On April 23rd Mayor Wardlow was proclaimed Prime Minister of the Republic, and immediately declared war against the United States. The Conch Republic Flag was raised over City Hall and the schooner Western Union, under the command of Captain John Kraus, went forth into the harbor and attacked the Coast Guard Cutter Diligence with water balloons, Conch fritters, and stale Cuban bread. The Diligence fought back with fire hoses and thus commenced the Great Battle of the Conch Republic. Prime Minister Wardlow surrendered and demanded foreign aid (which they are still waiting for).
Although the US government never recognized the independence of Key West, the border checkpoint was closed and the Conch Republic was born – at least as a marketing strategy.
In 1995, it was reported that the 478th Civil Affairs Battalion of the United States Army Reserve was to conduct a training exercise simulating an invasion of a foreign island. They were to land on Key West and conduct affairs as if the islanders were foreign. However, no one from the 478th notified Conch officials of the exercise.
Seeing another chance at publicity, Wardlow and the forces behind the 1982 Conch Republic secession mobilized the island for a full-scale war (in the Conch Republic, this involved firing water cannons from fireboats and hitting people with stale Cuban bread), and protested to the Department of Defense for arranging this exercise without consulting the City of Key West. The leaders of the 478th issued an apology the next day, saying they “in no way meant to challenge or impugn the sovereignty of the Conch Republic”, and submitted to a surrender ceremony on September 22.
The Conch Republic actively maintains an Army, Navy, and Air Force whose primary duties are to help re-enact the Great Sea Battle of 1982 and the retaking of Fort Zachary Taylor. The Navy comprises no fewer than 10 civilian boats and the schooner Wolf under the command of Admiral Finbar Gittelman.
The Army consists of the 1st Conch Artillery, garrisoned in Fort Taylor. The Conch Republic Air Force has more than a dozen appointed aircraft in its fleet.
The Conch Republic celebrates Independence Day every April 23 as part of a week-long festival of activities involving numerous businesses in Key West. The organization — a “Sovereign State of Mind”, seeking only to bring more “Humor, Warmth and Respect” to a world in sore need of all three according to its Secretary General, Peter Anderson — is a key tourism booster for the area.
Through their website, the Republic issues souvenir passports. These are issued as souvenirs, but some have evidently bought them in the mistaken belief they are legitimate travel and identity documents.
The Conch Republic is alive and well in Key West. When you visit Key West you see all kinds of references to the “Conch Republic.” Most tourists write it off as a quirky nickname. Very few of them understand the Conch Republic is real – well, sort of.

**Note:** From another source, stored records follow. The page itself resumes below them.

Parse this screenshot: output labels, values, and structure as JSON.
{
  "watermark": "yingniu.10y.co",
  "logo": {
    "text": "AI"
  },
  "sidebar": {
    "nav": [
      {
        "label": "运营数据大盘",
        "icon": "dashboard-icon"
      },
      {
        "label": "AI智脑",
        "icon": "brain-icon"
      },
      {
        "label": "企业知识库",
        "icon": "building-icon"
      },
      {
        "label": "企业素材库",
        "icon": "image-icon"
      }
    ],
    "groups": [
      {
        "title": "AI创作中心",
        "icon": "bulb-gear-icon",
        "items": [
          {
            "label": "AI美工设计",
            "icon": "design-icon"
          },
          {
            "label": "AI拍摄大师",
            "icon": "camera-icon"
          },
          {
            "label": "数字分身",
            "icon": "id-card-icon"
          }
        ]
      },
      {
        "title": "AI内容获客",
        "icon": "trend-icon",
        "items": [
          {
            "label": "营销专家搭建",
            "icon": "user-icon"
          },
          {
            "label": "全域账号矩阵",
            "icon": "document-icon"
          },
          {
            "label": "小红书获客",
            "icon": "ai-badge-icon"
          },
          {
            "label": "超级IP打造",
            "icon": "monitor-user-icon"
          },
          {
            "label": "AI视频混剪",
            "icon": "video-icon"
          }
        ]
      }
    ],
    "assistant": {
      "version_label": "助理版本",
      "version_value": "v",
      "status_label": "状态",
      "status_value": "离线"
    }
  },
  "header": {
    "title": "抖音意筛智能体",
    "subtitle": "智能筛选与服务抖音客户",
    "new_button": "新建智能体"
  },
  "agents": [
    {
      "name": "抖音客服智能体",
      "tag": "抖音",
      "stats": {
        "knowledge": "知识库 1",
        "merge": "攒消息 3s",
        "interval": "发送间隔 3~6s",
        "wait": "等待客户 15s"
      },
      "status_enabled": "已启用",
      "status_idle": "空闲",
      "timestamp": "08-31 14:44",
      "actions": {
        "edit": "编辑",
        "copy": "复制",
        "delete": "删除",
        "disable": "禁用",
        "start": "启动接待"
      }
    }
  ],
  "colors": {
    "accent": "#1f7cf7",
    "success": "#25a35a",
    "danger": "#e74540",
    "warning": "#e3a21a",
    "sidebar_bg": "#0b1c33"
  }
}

As a result of my volunteer work on the Coast Guard Cutter Ingham Museum it was my honor and privilege to be certified as a Deck Officer in the Navy of the Conch Republic. Yes, Key West is a unique place to visit and I encourage you to put it on your list of places to explore!